[Records from a dataset]

■ ■ ■

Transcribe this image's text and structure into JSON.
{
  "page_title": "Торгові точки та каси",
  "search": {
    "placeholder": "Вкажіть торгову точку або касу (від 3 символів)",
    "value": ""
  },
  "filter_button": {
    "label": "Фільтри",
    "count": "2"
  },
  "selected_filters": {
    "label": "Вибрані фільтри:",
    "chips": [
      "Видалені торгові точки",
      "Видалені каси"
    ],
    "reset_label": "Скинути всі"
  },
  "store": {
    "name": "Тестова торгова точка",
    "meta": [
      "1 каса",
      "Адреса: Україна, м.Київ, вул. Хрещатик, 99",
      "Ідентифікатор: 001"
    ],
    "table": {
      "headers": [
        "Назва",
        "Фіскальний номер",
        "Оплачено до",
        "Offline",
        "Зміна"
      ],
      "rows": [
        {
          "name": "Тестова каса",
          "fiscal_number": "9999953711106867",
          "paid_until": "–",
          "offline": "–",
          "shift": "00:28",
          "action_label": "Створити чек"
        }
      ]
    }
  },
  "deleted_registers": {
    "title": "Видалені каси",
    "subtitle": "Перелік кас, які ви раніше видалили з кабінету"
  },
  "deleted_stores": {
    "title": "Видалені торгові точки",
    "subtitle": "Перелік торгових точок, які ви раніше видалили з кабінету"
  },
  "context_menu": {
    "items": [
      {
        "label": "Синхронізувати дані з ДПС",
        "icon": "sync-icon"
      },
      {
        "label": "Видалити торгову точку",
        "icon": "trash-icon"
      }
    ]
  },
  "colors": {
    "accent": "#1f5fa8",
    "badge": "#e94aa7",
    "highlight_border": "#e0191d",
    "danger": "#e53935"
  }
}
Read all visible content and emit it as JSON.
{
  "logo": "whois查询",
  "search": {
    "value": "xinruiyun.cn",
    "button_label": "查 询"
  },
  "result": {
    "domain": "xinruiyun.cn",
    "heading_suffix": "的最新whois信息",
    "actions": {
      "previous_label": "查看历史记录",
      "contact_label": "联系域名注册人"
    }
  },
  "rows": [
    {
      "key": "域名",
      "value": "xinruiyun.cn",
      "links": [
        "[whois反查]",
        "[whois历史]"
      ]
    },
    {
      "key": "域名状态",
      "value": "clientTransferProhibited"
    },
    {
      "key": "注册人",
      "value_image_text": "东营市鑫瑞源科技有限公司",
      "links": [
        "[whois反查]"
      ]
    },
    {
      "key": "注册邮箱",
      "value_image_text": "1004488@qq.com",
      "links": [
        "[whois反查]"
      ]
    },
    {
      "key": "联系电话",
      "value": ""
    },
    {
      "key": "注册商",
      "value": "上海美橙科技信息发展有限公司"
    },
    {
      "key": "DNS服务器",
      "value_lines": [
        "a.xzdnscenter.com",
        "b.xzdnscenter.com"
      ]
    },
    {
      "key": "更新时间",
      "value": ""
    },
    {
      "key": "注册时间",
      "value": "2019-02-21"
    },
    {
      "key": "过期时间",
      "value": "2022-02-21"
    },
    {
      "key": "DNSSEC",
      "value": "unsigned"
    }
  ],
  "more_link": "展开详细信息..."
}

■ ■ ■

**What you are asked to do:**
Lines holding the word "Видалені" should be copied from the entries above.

**Exercise result:**
      "Видалені торгові точки",
      "Видалені каси"
    "title": "Видалені каси",
    "title": "Видалені торгові точки",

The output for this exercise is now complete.